Material for the task >>

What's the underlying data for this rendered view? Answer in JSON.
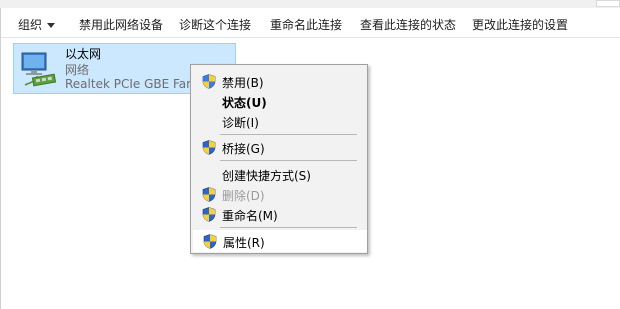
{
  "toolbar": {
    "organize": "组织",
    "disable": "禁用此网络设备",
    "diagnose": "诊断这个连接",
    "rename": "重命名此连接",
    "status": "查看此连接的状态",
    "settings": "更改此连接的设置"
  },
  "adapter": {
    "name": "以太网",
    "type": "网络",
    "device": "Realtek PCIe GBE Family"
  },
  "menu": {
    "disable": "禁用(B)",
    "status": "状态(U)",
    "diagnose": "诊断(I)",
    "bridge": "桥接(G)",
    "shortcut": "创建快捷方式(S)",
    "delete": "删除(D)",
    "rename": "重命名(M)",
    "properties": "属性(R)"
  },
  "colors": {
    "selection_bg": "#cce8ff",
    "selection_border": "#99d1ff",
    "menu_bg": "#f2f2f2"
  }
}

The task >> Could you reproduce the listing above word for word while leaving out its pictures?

Answer section >>
What's the underlying data for this rendered view? Answer in JSON.
{
  "toolbar": {
    "organize": "组织",
    "disable": "禁用此网络设备",
    "diagnose": "诊断这个连接",
    "rename": "重命名此连接",
    "status": "查看此连接的状态",
    "settings": "更改此连接的设置"
  },
  "adapter": {
    "name": "以太网",
    "type": "网络",
    "device": "Realtek PCIe GBE Family"
  },
  "menu": {
    "disable": "禁用(B)",
    "status": "状态(U)",
    "diagnose": "诊断(I)",
    "bridge": "桥接(G)",
    "shortcut": "创建快捷方式(S)",
    "delete": "删除(D)",
    "rename": "重命名(M)",
    "properties": "属性(R)"
  },
  "colors": {
    "selection_bg": "#cce8ff",
    "selection_border": "#99d1ff",
    "menu_bg": "#f2f2f2"
  }
}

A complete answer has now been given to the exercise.